This article explains the different types of contributions to assist you to select the correct field in the member contribution event. For more information on the member contribution event in Class, please see Member Contributions.
- Government Co-Contributions And Low Income Super Tax Offset
- Downsizer Contributions
- 15 Years Exemption
- Retirement Exemption
- Personal Injury Election Amount
- Other Family and Friends
Contributions made to an accumulation account by an employer on behalf of an employee (the member) to meet superannuation guarantee, award or other obligations.
Amounts salary sacrificed in an arrangement where the employee agrees to forgo part of their future salary or wages in return for their employer providing a super benefit of similar value.
Contributions a member has made directly to the fund for which the member has claimed or can claim as a tax deduction.
Contributions a member has made directly to the fund of which the member has not claimed or cannot claim as a tax deduction.
Contributions made by a spouse.
Contributions made for a member who is under the age of 18 that are not made by the member or by (or on behalf of) the member's employer
Government Co-Contributions And Low Income Super Tax Offset
Government super payment of up to a maximum amount of $500 for those low or middle-income earners who make personal (after-tax) super contributions to the super fund
From the 2017–18 financial year, to be eligible for a co-contribution:
- the Total Superannuation Balance is less than the general transfer balance cap for that year
- the contribution that is made to the super fund must not exceed the non-concessional contributions cap for that year.
Low-income super tax offset
Effective 1 July 2017, eligible individuals with an adjusted taxable income up to $37,000 will receive a low-income super tax offset (LISTO) payment to their super fund. The LISTO payment will be equal to 15% of their total concessional (pre-tax) super contributions for an income year, capped at $500.
Low-income super contribution
For the 2012–13 to 2016–17 financial years, if individuals earned $37,000 or less a year, they may be eligible to receive a low-income super contribution (LISC) payment directly into their super fund. The LISC is 15% of the concessional (before tax) super contributions the individual or their employer paid into the super fund during the 2012–13 to 2016–17 financial years.
From 1 July 2018, individuals aged 65 or over will be able to make multiple contributions to super of up to $300,000 from the proceeds of selling their main home residence.
These contributions will not count towards the concessional or non-concessional contribution caps. The individual making the contribution will not need to meet the existing age restriction and work test and is unaffected by the total super balance of $1.6m test.

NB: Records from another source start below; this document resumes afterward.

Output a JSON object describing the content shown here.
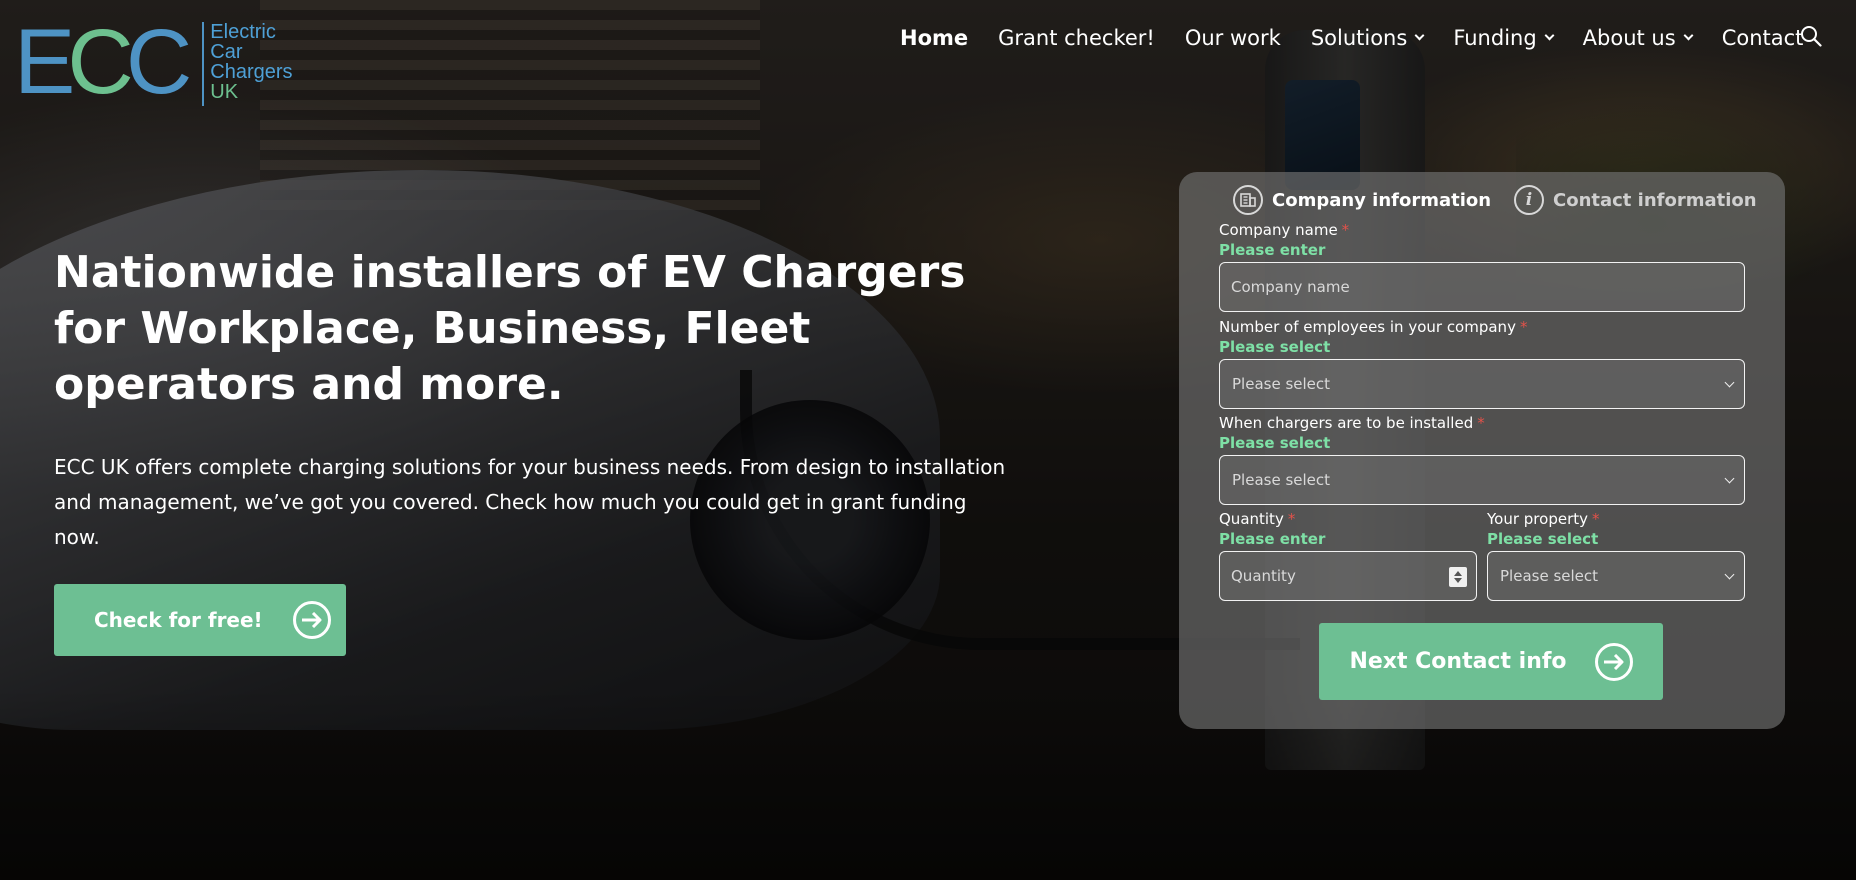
{
  "brand": {
    "logo_letters": [
      "E",
      "C",
      "C"
    ],
    "logo_words": [
      "Electric",
      "Car",
      "Chargers",
      "UK"
    ],
    "colors": {
      "blue": "#4e93c4",
      "green": "#6dc08f",
      "accent_button": "#6dbf93",
      "required": "#e2524a",
      "hint": "#7ee0a6"
    }
  },
  "nav": {
    "items": [
      {
        "label": "Home",
        "active": true
      },
      {
        "label": "Grant checker!"
      },
      {
        "label": "Our work"
      },
      {
        "label": "Solutions",
        "dropdown": true
      },
      {
        "label": "Funding",
        "dropdown": true
      },
      {
        "label": "About us",
        "dropdown": true
      },
      {
        "label": "Contact"
      }
    ],
    "search_icon": "search-icon"
  },
  "hero": {
    "title": "Nationwide installers of EV Chargers for Workplace, Business, Fleet operators and more.",
    "text": "ECC UK offers complete charging solutions for your business needs. From design to installation and management, we’ve got you covered. Check how much you could get in grant funding now.",
    "cta_label": "Check for free!"
  },
  "form": {
    "steps": [
      {
        "label": "Company information",
        "icon": "building-icon",
        "active": true
      },
      {
        "label": "Contact information",
        "icon": "info-icon",
        "icon_glyph": "i",
        "active": false
      }
    ],
    "required_mark": "*",
    "fields": {
      "company_name": {
        "label": "Company name",
        "hint": "Please enter",
        "placeholder": "Company name"
      },
      "employees": {
        "label": "Number of employees in your company",
        "hint": "Please select",
        "value": "Please select"
      },
      "install_time": {
        "label": "When chargers are to be installed",
        "hint": "Please select",
        "value": "Please select"
      },
      "quantity": {
        "label": "Quantity",
        "hint": "Please enter",
        "placeholder": "Quantity"
      },
      "property": {
        "label": "Your property",
        "hint": "Please select",
        "value": "Please select"
      }
    },
    "next_label": "Next Contact info"
  }
}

Downsizer contribution will increase the accumulation member's tax-free component.
For a contribution to be a downsizer contribution in respect of an individual, the following conditions must be satisfied:
- The individual must be aged 65 years or older at the time the contribution is made
- The contribution must be in respect of the proceeds of the sale of a qualifying dwelling in Australia
- The 10-year ownership condition is met
- Any gain or loss on the disposal of the dwelling must have qualified (or would have qualified) for the main residence CGT exemption in whole or part
- The contribution must be made within 90 days of the disposal of the dwelling, or such longer time as allowed by the Commissioner
- The individual must choose to treat the contribution as a downsizer contribution and notify their superannuation provider in the approved form of this choice at the time the contribution is made
- The individual cannot have had downsizer contributions in relation to an earlier disposal of the main residence.
A Downsizer contribution into super form needs to be completed and provided to the SMSF.
15 Years Exemption
When the contribution made to the Super are:
- capital proceeds from the sale of an asset that qualifies for the small business 15-year exemption, or
- capital proceeds from the sale of an asset that would otherwise qualify for the small business 15-year exemption, but do not because:
- the asset was a pre-CGT asset
- there was no capital gain on the disposal, or
- the 15 year holding period was not met because of the permanent incapacity of the person (or a controlling individual of a company or trust).
These contributions are excluded from the non-concessional contribution cap up to the super CGT cap amount. A lifetime limit of $1 million (indexed annually from 2008-09) super CGT cap applies. The lifetime super CGT cap is currently $1.445 million for 2017-18.
Contributions using the capital proceeds of the sale of certain small business assets to super where the retirement exemption applies.
The small business retirement exemption amount can include up to $500,000 of capital gains that are disregarded under the CGT small business retirement exemption.
Personal Injury Election Amount
Contributions from personal injury payment amounts that have been elected to be excluded from the non-concessional contribution cap. The amount must arise from:
- A structured settlement payment
- an order for a personal injury payment
- a lump sum workers compensation payment
Other Family and Friends
Contributions made by any of the following on behalf of a member:
- a spouse living separately and apart on a permanent basis from the member
- a parent, child, other relatives or friend (where the member is 18 years or older)
- any other third party (other than an employer or a spouse who is living with your member)
Amount transferred from a foreign super fund or scheme that exceeds the amount that was vested in the member, at the time of transfer.
Amount transferred from a foreign super fund or scheme that is not included in the assessable income of your fund.
Learn to process Member Contributions